• RECORDS TO PROCESS:
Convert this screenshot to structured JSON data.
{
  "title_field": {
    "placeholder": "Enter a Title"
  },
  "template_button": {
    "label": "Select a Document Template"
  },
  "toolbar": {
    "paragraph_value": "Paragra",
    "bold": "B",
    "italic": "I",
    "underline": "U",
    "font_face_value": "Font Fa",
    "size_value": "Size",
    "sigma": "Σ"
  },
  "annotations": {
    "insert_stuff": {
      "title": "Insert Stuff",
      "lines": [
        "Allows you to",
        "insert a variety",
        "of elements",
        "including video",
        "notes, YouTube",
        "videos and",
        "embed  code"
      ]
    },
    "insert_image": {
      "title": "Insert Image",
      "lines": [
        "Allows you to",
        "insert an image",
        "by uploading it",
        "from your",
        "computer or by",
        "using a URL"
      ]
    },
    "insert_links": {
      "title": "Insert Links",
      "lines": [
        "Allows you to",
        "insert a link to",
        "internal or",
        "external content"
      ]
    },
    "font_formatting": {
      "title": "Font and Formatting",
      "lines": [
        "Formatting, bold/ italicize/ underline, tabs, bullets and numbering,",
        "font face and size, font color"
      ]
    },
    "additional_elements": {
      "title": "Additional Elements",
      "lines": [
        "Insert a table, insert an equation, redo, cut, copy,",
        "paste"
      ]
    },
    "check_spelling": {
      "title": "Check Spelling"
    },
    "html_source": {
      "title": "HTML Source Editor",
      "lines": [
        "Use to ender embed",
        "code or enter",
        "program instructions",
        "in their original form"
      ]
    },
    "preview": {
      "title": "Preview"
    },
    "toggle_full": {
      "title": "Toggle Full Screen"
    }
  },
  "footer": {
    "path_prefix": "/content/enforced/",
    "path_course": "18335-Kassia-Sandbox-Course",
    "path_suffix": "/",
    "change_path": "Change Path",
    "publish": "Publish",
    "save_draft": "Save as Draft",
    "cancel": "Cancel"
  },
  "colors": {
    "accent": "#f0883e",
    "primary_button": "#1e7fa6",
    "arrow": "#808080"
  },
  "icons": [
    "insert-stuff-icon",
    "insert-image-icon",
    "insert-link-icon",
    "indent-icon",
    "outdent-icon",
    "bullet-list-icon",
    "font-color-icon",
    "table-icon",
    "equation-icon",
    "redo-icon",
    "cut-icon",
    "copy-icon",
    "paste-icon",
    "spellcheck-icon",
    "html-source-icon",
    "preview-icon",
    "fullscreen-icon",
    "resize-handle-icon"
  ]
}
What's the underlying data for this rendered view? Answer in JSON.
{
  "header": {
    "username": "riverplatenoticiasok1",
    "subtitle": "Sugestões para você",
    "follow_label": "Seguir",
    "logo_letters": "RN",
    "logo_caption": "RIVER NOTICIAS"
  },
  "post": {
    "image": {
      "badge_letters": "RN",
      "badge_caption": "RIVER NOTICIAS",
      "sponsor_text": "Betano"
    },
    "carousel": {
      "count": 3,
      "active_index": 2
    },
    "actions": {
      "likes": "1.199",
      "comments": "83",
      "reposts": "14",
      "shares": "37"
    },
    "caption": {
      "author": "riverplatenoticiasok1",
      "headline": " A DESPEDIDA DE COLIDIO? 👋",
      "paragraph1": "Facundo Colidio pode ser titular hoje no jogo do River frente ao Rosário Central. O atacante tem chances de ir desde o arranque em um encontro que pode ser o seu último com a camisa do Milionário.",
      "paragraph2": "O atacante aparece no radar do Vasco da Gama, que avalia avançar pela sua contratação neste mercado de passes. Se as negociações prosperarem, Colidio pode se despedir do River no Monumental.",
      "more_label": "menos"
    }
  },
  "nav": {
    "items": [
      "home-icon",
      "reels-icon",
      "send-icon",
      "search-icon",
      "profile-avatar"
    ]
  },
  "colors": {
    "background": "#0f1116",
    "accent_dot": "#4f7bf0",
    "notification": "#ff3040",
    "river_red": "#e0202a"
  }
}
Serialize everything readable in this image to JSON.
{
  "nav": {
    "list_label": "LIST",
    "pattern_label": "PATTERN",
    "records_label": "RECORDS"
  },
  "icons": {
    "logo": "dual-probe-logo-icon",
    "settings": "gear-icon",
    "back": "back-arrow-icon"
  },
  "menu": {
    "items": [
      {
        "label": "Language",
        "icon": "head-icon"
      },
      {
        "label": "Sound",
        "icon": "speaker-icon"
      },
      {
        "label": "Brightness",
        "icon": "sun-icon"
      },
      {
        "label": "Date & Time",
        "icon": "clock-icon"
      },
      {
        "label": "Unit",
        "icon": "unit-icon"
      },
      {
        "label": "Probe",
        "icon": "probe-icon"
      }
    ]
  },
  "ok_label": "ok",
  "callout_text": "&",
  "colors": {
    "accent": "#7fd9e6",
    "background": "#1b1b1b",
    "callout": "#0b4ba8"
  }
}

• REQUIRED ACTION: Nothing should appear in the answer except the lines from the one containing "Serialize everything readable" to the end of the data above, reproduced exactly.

• SOLUTION:
Serialize everything readable in this image to JSON.
{
  "nav": {
    "list_label": "LIST",
    "pattern_label": "PATTERN",
    "records_label": "RECORDS"
  },
  "icons": {
    "logo": "dual-probe-logo-icon",
    "settings": "gear-icon",
    "back": "back-arrow-icon"
  },
  "menu": {
    "items": [
      {
        "label": "Language",
        "icon": "head-icon"
      },
      {
        "label": "Sound",
        "icon": "speaker-icon"
      },
      {
        "label": "Brightness",
        "icon": "sun-icon"
      },
      {
        "label": "Date & Time",
        "icon": "clock-icon"
      },
      {
        "label": "Unit",
        "icon": "unit-icon"
      },
      {
        "label": "Probe",
        "icon": "probe-icon"
      }
    ]
  },
  "ok_label": "ok",
  "callout_text": "&",
  "colors": {
    "accent": "#7fd9e6",
    "background": "#1b1b1b",
    "callout": "#0b4ba8"
  }
}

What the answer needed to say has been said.